New Delhi: Rahul Gandhi staked his party’s claim to lead the next government, sent out feelers to constituents of the rival coalition headed by the Bharatiya Janata Party (BJP), and did not rule out the possibility of becoming a minister in the next government should the Congress-led United Progressive Alliance (UPA) come back to power.
Click here to watch video
Till the campaign began, he was content to focus on building the party, and avoided the limelight. Now, he has shouldered a major part of the campaign, visited 23 states, and addressed nearly 109 election meetings. In the past week, he has emerged as the face and voice of the party, even overshadowing his mother.
Gandhi expressed confidence about a possible revival of ties between the Congress and the Left, which supported the UPA without being part of the government for four years before breaking off over the Indo-US civilian nuclear deal.
He said the Congress was open to a post-poll alliance with the Left, which is led by the Communist Party of India (Marxist), as there was a “meeting ground” with the Communists. “On a lot of concepts, we agree with the Left, like education and health. There is a lot of meeting ground with the Left. There is absolutely no meeting ground with BJP,” he said. Gandhi, however, added that he personally felt the Left was hanging on to some old ideas.
The Left rebuffed Gandhi’s overture and termed it a sign of desperation. D. Raja, national secretary, Communist Party of India, said the Left was working to bring a non-Congress, non-BJP alternative to power at the Centre. “We withdrew support from the Congress-led government because we have serious differences with them. So, how can they expect us to extend support to them again? He (Gandhi) is saying all this because he is sensing his party’s defeat.”
Aggressive stance: Rahul Gandhi. Adnan Abidi / Reuters
Gandhi said he is confident the Congress will do better than it did in 2004, when it sent 145/152 representatives to the Lok Sabha. And he made it clear that a party other than the Congress could head the UPA only if it won more seats than the Congress.
“We’ll do better than we did last time. In state after state where the BJP swept last time, they are going to lose seats and we are going to win,” he said.
The BJP responded sharply to Gandhi’s comments. “We are not privy to the reason for Rahul Gandhi’s unfounded confidence. The remark of Gandhi vindicates the BJP stand that the UPA will emerge as political debris in the post-poll scenario, scavenging for survival,” the party’s spokesman Rajiv Pratap Rudy said.
The UPA and the BJP-led National Democratic Alliance (NDA) are the main contenders in the general election slated to end on 13 May. The counting in 543 constituencies will take place on 16 May.
Rahul Gandhi also claimed the NDA was on the retreat. He said the NDA’s partners were looking for the alliance because “it exists only in the mind of the BJP. NDA does not exist on the ground.

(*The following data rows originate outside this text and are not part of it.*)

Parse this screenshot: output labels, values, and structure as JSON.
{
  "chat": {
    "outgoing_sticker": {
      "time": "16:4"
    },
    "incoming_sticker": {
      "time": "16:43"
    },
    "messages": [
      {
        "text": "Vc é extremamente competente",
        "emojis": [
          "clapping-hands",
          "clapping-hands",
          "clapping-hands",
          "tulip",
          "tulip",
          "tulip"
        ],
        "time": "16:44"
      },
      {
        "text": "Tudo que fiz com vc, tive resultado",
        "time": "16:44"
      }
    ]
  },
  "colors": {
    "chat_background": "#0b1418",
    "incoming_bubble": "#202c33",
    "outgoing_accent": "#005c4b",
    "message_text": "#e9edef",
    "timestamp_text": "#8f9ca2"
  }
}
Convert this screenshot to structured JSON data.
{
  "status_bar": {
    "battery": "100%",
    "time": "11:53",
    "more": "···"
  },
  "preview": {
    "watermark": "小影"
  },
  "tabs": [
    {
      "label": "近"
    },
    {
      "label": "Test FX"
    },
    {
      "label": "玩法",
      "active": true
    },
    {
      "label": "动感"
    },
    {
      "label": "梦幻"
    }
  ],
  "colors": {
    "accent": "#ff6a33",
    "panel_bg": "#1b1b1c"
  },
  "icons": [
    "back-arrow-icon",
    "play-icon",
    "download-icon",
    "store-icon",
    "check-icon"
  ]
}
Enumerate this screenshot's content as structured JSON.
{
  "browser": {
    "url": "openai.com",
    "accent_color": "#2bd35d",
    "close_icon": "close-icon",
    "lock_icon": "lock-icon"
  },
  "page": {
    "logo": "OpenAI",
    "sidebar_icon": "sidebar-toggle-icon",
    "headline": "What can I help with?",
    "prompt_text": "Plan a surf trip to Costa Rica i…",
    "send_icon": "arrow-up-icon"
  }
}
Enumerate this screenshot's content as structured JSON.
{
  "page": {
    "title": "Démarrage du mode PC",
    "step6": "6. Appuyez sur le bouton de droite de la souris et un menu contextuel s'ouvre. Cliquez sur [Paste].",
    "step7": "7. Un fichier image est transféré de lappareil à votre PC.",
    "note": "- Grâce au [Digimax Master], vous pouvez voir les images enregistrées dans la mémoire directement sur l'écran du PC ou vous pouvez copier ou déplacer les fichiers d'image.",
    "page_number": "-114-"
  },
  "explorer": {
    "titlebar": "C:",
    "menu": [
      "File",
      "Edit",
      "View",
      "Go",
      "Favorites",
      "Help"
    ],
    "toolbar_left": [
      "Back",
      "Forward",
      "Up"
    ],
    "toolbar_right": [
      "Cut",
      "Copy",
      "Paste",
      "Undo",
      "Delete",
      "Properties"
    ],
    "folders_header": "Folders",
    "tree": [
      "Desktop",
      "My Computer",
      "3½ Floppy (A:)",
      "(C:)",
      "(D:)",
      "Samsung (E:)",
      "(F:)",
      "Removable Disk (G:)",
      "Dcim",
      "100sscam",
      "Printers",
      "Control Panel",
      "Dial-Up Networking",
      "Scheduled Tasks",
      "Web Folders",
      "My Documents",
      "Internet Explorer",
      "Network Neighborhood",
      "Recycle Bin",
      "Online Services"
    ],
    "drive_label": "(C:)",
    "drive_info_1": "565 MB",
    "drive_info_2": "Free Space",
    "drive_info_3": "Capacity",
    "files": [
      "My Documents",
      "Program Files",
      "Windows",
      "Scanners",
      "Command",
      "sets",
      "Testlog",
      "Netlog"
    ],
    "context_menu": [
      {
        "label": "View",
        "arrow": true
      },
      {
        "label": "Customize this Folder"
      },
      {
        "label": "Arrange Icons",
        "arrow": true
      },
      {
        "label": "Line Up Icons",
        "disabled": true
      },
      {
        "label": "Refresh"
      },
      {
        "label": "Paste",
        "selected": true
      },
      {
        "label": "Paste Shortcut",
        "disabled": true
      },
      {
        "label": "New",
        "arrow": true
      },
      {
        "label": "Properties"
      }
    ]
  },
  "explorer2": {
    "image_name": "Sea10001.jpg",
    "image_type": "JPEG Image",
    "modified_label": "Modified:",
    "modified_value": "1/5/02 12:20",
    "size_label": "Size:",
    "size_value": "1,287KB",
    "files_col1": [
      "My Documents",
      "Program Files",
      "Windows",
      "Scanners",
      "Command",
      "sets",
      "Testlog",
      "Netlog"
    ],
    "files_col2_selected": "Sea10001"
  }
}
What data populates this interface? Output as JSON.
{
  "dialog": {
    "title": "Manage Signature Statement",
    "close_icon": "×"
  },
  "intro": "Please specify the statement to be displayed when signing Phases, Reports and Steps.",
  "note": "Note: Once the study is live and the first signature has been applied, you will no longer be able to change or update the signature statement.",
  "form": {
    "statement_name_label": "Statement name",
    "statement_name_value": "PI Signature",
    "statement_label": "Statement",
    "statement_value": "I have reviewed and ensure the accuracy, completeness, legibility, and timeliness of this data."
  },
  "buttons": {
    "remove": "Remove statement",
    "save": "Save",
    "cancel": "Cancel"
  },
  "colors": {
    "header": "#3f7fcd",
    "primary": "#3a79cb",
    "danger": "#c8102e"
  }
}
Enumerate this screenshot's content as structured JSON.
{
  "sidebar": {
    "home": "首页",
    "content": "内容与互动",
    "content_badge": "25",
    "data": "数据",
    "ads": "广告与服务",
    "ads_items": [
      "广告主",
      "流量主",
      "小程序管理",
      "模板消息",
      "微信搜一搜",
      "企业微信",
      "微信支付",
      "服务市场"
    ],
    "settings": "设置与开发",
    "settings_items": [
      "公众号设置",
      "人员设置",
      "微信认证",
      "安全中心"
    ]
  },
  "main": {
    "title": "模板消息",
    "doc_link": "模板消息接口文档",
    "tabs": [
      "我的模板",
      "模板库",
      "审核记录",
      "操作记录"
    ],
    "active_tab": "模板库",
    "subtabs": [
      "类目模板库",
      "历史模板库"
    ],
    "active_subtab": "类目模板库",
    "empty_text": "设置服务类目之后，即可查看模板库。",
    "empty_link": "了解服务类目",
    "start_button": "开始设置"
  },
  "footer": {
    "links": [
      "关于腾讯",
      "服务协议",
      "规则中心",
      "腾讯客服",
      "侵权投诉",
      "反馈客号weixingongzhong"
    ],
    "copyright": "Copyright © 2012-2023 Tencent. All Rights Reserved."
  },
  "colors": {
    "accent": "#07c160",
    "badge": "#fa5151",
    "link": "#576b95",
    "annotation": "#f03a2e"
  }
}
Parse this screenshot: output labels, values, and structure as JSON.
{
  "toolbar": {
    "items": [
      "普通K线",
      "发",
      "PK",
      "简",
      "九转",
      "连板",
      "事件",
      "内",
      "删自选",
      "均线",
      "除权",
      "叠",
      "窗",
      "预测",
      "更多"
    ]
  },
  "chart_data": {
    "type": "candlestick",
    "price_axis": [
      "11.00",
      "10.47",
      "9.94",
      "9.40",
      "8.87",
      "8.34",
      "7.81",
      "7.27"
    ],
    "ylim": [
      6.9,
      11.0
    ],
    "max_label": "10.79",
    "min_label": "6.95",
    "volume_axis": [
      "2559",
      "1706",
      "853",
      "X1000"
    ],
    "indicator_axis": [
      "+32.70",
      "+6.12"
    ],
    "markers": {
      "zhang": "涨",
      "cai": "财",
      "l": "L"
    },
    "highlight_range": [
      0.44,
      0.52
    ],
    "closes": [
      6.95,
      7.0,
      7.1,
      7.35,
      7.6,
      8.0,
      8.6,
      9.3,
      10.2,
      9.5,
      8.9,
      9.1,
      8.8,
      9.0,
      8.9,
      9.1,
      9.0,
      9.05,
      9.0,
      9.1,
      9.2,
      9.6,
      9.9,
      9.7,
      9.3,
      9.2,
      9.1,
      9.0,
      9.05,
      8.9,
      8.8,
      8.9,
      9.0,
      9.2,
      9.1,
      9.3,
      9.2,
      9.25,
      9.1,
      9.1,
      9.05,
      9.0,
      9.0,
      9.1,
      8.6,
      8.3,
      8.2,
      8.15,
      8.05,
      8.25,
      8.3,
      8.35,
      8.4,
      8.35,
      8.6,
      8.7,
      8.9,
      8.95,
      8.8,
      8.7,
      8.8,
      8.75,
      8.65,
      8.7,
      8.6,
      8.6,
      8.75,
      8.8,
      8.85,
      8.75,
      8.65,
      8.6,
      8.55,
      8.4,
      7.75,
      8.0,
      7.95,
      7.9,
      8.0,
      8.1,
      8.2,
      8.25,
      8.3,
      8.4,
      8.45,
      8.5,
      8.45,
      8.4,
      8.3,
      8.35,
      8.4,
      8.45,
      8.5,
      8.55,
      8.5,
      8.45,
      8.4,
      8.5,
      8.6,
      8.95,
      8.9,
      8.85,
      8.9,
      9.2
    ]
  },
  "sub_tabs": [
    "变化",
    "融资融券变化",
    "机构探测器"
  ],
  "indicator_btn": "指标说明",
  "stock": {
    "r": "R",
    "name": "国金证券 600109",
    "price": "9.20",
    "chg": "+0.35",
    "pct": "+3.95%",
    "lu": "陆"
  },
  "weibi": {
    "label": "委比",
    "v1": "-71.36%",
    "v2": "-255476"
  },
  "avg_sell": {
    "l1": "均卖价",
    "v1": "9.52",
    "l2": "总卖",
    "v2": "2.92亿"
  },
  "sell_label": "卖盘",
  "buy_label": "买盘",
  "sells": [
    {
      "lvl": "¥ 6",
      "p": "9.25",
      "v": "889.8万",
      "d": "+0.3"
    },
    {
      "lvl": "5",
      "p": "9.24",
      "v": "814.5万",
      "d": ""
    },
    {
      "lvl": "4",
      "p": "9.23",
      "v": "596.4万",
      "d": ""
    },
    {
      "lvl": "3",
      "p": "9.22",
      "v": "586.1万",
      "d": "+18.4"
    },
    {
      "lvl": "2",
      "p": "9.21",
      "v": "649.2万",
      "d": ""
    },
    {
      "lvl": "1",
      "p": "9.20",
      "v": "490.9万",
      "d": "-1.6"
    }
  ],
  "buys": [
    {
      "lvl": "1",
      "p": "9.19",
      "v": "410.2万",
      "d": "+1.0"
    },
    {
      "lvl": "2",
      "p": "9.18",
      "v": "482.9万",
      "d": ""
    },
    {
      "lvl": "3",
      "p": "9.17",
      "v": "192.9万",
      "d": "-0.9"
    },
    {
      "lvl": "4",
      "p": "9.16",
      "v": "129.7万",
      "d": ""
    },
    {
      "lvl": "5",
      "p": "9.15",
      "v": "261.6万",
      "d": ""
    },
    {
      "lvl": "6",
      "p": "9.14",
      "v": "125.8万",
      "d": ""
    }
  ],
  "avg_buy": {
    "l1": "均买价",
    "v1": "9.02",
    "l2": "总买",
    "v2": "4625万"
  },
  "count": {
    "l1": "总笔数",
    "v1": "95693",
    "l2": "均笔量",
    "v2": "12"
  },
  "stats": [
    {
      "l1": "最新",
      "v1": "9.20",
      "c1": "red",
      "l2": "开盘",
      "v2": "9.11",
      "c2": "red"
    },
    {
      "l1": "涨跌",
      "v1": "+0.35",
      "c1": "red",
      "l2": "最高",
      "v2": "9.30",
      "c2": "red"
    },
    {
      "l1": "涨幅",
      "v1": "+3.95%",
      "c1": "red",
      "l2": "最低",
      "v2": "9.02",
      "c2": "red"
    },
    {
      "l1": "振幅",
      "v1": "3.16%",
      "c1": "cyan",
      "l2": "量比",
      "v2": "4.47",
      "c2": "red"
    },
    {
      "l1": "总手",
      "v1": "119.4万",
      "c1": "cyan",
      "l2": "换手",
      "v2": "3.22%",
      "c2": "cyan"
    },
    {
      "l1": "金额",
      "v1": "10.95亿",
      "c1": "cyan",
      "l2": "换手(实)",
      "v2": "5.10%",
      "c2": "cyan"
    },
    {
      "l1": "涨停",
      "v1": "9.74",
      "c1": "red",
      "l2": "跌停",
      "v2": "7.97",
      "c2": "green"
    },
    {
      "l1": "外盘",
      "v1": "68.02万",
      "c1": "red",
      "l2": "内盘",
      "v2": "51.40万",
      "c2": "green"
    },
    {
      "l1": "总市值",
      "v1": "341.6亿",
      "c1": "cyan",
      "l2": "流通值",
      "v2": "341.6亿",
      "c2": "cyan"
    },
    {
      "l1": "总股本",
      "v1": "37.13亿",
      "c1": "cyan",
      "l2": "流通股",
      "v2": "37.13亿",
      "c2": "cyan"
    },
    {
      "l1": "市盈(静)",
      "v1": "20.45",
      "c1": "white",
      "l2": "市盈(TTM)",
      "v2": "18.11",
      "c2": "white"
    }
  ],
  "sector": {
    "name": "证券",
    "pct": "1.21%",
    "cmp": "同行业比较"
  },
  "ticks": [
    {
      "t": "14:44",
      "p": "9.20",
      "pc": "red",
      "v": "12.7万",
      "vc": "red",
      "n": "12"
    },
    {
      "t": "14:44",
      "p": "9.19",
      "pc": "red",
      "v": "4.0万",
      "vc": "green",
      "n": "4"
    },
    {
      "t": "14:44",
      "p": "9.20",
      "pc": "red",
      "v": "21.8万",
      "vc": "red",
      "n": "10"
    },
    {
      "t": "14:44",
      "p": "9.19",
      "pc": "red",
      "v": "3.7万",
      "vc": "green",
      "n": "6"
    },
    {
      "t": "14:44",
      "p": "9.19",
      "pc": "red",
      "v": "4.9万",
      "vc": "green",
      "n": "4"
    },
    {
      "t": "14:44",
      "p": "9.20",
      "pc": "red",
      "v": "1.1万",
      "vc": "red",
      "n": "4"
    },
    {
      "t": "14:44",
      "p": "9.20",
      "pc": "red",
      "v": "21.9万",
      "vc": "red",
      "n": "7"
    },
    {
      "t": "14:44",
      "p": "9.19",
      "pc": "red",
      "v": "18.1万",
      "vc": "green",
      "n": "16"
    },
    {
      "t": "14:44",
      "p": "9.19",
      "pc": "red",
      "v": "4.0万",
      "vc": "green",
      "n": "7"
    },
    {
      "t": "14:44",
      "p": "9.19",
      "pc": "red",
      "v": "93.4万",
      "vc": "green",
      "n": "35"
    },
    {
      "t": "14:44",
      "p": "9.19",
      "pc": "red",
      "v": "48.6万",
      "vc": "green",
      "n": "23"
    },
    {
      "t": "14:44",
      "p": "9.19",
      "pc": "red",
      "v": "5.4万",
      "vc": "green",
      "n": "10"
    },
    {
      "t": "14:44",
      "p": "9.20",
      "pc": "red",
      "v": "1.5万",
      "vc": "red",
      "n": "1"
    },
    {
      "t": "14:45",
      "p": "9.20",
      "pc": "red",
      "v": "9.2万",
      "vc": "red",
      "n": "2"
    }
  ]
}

It is gone.” The young Gandhi also ruled out the possibility of the Congress supporting anyone other than Manmohan Singh as prime minister. In response to a question on Nationalist Congress Party (NCP) leader Sharad Pawar’s candidature for prime ministership, he said this could happen “if NCP becomes the biggest party in India”.
“If Congress becomes the biggest party, then we have already decided that Manmohan Singh will be (the) automatic choice. He is an extremely dynamic leader and he has done terrific things for the country... He is the best prime minister for the country.”
Gandhi’s media offensive has changed his perception among political analysts. N. Bhaskar Rao, chairman of Delhi-based Centre for Media Studies and a psephologist who has been closely following election campaigns and personalities in the country for the past three decades, says he had “underestimated Rahul Gandhi”.
“His performance in Parliament was very poor. But since he launched the campaign for this election, we are seeing a leader who has potential. He has emerged as more confident and effective.”
During the hour-long conference, the representative from Amethi also made overtures to some NDA allies such as Bihar’s Janata Dal (United) and Tamil Nadu’s main opposition All India Anna Dravida Munnetra Kazhagam, terming them “like-minded parties”. He also praised former Andhra Pradesh chief minister N. Chandrababu Naidu of the Telugu Desam Party, a rival of the Congress in that state.
Gandhi, who has usually evaded questions on ministership, said: “I will continue to work for the youth unless I am forced by the prime minister and my boss (Congress president), which they can do. But personally, I prefer to work for the youth.”
Gandhi was candid about allegations that the Central Bureau of Investigation was being misused by the ruling party. He said this was a “systemic issue” and that “all parties put pressure on the insitutions when they are in power”. He also admitted that it was “undemocratic” that the Congress was still led by a Gandhi. “But it’s the reality... My position gives me certain privileges... It is a fact of life in India that success in politics depends on who you know or are related to,” he said, adding: “I want to change the system of which I am a result. It’s ironic, but that’s the way it is.”
Ruhi Tewari and Santosh K. Joy contributed to this story.